• **EXERCISE DESCRIPTION**
From the records, pick out and copy each line containing "shortcut".
----- RECORDS FOR THIS TASK
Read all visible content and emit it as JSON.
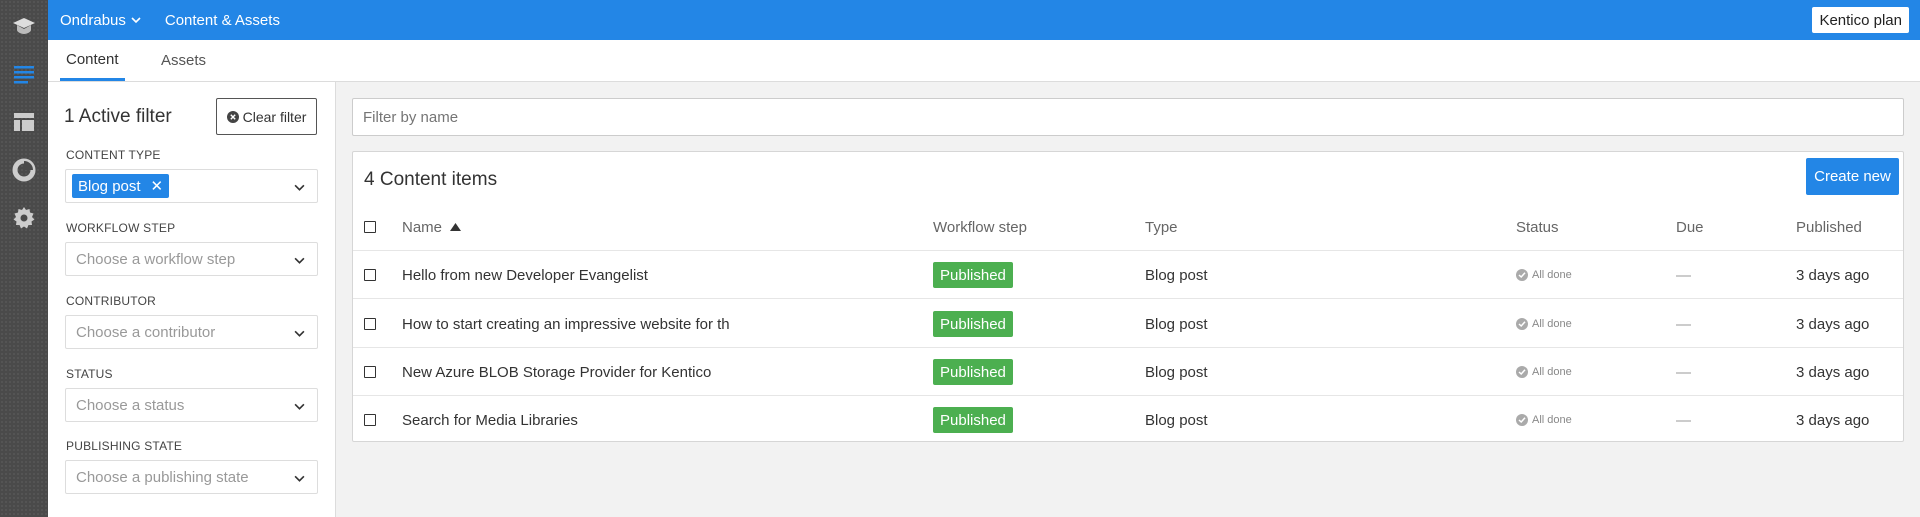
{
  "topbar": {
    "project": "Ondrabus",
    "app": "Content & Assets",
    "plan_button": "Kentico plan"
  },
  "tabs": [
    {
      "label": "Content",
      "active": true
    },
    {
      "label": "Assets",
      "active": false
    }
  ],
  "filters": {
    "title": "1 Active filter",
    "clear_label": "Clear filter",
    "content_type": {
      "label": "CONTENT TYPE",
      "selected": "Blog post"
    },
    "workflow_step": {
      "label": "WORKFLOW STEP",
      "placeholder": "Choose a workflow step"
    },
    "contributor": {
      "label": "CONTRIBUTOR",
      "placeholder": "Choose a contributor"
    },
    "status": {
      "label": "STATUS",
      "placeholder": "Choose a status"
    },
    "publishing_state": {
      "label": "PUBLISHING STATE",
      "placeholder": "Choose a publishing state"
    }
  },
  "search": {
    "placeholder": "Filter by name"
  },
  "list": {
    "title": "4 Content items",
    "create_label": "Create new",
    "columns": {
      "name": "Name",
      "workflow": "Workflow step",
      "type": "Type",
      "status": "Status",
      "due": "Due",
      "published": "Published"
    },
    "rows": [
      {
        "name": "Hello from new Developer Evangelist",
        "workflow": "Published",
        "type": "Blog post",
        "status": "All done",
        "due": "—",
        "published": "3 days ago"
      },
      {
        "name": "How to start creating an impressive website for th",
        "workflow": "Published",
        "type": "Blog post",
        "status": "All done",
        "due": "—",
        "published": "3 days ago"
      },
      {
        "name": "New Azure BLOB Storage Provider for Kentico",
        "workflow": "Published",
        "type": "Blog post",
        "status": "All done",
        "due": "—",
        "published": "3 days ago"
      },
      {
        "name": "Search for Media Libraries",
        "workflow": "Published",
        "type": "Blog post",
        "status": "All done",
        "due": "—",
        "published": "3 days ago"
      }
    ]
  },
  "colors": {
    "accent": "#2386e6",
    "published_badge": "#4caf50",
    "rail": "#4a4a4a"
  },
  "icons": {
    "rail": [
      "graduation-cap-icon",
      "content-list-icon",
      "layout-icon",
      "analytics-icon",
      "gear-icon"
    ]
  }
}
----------
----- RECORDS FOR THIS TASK
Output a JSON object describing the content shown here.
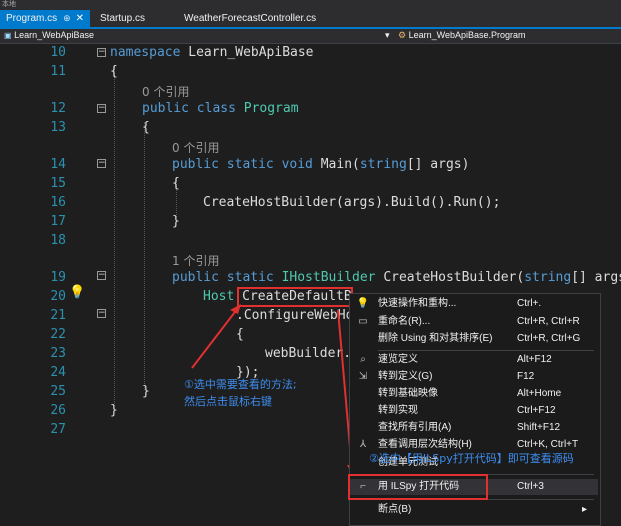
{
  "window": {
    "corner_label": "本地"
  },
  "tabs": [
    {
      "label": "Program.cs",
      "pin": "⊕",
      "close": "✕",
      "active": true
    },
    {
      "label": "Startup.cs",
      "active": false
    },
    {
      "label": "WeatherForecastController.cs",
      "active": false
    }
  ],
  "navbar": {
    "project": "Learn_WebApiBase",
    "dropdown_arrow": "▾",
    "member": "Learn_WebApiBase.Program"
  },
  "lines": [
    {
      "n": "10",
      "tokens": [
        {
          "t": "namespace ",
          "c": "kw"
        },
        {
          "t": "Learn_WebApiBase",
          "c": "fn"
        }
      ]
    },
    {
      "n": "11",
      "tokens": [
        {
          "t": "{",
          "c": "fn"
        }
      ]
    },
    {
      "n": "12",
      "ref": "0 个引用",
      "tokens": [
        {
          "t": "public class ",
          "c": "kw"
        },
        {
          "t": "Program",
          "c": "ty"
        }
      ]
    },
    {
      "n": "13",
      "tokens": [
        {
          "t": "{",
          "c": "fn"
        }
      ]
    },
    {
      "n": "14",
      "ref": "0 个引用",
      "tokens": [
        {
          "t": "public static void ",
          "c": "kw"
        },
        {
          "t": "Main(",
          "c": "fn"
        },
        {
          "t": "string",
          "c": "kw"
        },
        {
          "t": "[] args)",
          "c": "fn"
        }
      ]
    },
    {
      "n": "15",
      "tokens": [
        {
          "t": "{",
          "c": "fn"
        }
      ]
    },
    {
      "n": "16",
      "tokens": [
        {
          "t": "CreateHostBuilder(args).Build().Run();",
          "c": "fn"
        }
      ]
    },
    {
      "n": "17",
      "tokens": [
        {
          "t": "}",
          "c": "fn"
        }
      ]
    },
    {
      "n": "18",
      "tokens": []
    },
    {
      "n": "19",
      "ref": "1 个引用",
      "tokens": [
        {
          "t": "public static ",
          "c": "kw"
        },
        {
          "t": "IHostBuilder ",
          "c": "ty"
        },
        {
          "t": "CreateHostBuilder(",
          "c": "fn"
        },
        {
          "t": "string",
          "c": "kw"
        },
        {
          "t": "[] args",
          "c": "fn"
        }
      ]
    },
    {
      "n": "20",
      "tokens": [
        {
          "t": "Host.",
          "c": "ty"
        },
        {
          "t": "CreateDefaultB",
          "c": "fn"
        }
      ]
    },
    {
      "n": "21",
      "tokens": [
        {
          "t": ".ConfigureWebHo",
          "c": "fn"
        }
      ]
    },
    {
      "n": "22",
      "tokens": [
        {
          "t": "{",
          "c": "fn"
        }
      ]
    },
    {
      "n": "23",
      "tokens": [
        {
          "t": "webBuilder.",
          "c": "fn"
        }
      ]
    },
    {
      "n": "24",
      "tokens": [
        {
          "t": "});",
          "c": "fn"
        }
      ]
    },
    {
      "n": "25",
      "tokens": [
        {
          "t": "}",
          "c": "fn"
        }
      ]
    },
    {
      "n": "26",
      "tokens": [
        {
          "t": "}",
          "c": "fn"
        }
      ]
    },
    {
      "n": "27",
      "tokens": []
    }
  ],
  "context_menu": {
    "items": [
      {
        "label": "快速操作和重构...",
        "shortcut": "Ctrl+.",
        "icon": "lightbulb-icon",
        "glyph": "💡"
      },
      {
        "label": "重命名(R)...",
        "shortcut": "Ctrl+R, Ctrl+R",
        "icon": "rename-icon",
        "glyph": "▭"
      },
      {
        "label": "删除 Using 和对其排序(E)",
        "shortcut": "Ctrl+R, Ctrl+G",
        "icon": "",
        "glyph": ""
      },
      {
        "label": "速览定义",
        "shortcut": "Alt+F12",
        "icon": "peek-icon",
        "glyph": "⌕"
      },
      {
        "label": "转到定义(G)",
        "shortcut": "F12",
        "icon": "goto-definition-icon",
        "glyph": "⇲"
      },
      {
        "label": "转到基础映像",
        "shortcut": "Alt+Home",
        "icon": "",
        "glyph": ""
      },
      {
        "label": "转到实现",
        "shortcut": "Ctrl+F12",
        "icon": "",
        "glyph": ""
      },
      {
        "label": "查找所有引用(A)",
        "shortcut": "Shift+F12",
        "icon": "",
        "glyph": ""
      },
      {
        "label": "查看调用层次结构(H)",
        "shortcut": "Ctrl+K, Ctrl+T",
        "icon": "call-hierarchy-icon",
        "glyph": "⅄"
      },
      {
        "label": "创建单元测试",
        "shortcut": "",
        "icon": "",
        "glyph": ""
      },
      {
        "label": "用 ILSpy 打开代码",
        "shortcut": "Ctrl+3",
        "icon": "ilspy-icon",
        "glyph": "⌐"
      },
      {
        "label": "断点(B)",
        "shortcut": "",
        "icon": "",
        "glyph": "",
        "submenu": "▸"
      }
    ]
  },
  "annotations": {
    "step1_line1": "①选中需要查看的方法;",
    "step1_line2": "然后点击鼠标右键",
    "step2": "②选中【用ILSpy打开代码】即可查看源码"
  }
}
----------
• **RESPONSE BELOW**
        "shortcut": "Ctrl+.",
        "shortcut": "Ctrl+R, Ctrl+R",
        "shortcut": "Ctrl+R, Ctrl+G",
        "shortcut": "Alt+F12",
        "shortcut": "F12",
        "shortcut": "Alt+Home",
        "shortcut": "Ctrl+F12",
        "shortcut": "Shift+F12",
        "shortcut": "Ctrl+K, Ctrl+T",
        "shortcut": "",
        "shortcut": "Ctrl+3",
        "shortcut": "",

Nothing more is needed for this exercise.